4 Easy Steps to Creating Healthy Communication About Sexual Intimacy

4 Easy Steps to Creating Healthy Communication About Sexual Intimacy

By Haley Hawks

I remember my very first day of preschool. My mother walked me into this huge building, gently settled me into a group of kids my age, and when I was looking away tried to slip quietly out. When I looked around for her a moment later I was scared to see that she was almost out the door. Panicked, I ran after her.

She did not turn me away and force me to go back. Instead she pulled me into her arms and returned with me. She set me down, reminded me that she was only leaving for a little while, and that this was school and how excited I was to be there.

Looking back on that experience now, I am grateful that my mother took the time to come back and explain again to me what was happening so I could better understand the situation I was in.

I know that many parents have experiences like this every day. But how do we begin to talk to our children about more serious things like pornography and sex? How do we create relationships with our children that allow them to come to us, instead of going to a friend? Here are some easy steps.

Talking to kids about healthy sexual intimacy:

Step one: Start Young

You want your children to be comfortable with you from an early age. It may be awkward to talk about topics like sex and pornography. But if you start young, then you will be comfortable talking about these things throughout their lives. In turn, they will feel better about sharing information with you. To make this process easier:

  • Teach anatomically correct names

  • Don’t be embarrassed by words like “penis” or “vagina.”

  • Relax! This should be an everyday conversation, not a big event.

  • Check out 30 Days of Sex Talks for ages 3-7, 8-11, or 12+ for simple, helpful conversation starters and practical information.

If you haven’t started young, that’s okay too. Just start wherever you are and build from there. A strong child-parent relationship can begin at any age.

 

Step two: Be The Source

Many children nowadays are turning to the internet or their friends to teach them about sex. Let your children know that you are the safest and most reliable source of information out there. Warn them that internet searches about sex can lead to pornography, and help them know what to do if that happens. Teach them to R-U-N away! “According to one study, 42% of children had been exposed to pornography in the past year and of those, 67% were exposed to it accidentally” (Enhancing child safety and online technologies, 2011).

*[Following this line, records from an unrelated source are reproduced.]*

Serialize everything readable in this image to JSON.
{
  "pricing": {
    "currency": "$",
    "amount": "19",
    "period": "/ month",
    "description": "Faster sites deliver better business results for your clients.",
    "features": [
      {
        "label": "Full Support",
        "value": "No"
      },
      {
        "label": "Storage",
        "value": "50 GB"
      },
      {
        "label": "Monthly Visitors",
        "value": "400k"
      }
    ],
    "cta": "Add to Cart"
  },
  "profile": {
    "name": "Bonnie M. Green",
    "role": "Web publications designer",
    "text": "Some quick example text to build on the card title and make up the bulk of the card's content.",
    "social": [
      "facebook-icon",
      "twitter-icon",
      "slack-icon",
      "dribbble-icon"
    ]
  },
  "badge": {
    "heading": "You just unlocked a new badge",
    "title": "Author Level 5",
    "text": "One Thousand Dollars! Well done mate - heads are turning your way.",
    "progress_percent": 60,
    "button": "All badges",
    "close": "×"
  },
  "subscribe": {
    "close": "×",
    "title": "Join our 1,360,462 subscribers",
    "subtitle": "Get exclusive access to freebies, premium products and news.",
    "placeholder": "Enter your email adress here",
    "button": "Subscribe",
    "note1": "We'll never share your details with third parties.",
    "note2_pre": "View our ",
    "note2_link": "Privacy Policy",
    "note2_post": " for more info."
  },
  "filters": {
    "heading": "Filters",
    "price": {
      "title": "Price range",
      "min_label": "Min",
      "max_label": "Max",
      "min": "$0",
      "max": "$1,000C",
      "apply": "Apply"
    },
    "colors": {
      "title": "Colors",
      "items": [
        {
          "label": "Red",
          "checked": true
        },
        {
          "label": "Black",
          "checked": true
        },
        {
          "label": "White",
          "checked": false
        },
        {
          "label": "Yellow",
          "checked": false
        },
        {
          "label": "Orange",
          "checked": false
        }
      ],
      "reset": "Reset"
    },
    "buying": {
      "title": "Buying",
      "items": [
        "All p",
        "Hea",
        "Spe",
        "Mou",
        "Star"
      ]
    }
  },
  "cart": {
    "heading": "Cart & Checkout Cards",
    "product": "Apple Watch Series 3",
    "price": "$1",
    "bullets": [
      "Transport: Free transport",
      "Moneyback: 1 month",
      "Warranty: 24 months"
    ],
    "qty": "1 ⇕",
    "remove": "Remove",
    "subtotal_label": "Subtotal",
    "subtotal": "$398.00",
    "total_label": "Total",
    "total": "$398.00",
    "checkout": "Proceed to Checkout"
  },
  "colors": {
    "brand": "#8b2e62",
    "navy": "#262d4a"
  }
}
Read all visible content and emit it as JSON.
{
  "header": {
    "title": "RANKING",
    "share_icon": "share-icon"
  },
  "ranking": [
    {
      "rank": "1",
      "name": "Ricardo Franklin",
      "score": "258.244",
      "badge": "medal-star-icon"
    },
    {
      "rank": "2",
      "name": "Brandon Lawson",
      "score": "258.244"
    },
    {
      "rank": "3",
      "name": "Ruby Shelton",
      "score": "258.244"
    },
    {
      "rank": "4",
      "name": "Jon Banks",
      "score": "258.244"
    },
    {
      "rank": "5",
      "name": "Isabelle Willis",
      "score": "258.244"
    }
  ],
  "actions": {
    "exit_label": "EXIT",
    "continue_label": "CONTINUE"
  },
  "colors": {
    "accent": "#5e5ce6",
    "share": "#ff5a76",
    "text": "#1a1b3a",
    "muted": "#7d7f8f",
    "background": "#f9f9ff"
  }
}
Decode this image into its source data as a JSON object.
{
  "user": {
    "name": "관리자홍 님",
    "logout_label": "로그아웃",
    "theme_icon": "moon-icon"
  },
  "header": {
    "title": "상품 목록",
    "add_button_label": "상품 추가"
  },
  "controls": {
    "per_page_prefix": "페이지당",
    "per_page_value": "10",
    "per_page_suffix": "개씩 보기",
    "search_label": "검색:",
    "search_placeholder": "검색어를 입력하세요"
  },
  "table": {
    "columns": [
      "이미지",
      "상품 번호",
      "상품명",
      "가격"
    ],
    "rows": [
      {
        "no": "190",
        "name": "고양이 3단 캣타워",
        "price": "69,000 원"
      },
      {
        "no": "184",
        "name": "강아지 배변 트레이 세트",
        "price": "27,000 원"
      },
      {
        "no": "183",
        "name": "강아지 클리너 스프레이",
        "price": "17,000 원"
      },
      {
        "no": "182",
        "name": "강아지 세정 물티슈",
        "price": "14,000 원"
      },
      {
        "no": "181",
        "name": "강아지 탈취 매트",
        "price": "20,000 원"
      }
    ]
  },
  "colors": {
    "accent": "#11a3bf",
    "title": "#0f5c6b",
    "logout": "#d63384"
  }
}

The Internet is full of wonderful and terrible information.  Explain to your child that there is a right way to do research to find helpful sources of information, and then show them the sources that you trust. We want them to understand that we have their best interest in mind. To be the source you must:

  • Be willing to explain difficult or uncomfortable topics

  • Avoid judgmental statements

  • Build upon their knowledge

Remember children are naturally curious about their bodies. Their motive is not to make you feel uncomfortable. They simply want to learn.

Step three: Answer Their Questions

If you are going to be the source, you have to answer the questions. Your child might ask or say something that you makes you feel uncomfortable, but don’t freak out. It is important to answer questions so your child continues to see you as their trusted confidant. To help with this process:

  • Be calm

  • Be confident

  • Answer questions about yourself if your children ask!

Step four: Be Willing to Be Open

We are parenting in a different time than our parents did, and we need to understand that sex and intimacy our changing rapidly. With the prevalence of internet porn, sexting, and social media dating and sex are evolving quickly and parents need to be willing to address more than past generations–possibly at a younger age.

If your child comes to you with shocking questions that you feel are not “age appropriate,” don’t panic or turn them away. Wrap your arms around them, like my mother did on the first day of preschool. Talk to them! Try not to feel guilty about spoiling their innocence. Actually, the opposite is true. As we educate our children, we are protecting them.

When we make it clear to our children that we will talk to them about anything–no boundaries–we encourage them to come to us, rather than plunging down the wormhole of the internet and possibly encountering even more violent or pornographic material in an effort to answer a singular question.

For amazing discussions about healthy sexuality, curiosity, sexual identification, anatomy, and more, check out our most popular resource, 30 Days of Sex Talks, available on Amazon.

Or Check out Conversations with My Kids: 30 Essential Family Discussions for the Digital Age–A simple, super-helpful guide that gives YOU the words to talk about tough, timely topics of today (like racism, integrity, agency, healthy sexuality, LGBTQI issues, social media, and more).

Haley Hawks has a Bachelors of Science in Marriage and Family Studies from Brigham Young University-Idaho. She is passionate about learning, especially when it comes to relationships and family life. She hopes to one day be able to educate on a world-wide setting in regards to promoting goodness in the family, and the ideals that are destroying society.

Citations:

30 Days of Sex Talks: Empowering Your Child with Knowledge of Sexual Intimacy. (2015). Lexington, KY: Rising Parent Media.

Enhancing child safety and online technologies; final report of the internet safety technical task force to the multi-state working group on social networking of state attorneys general of the united states (2011). Portland: Ringgold, Inc.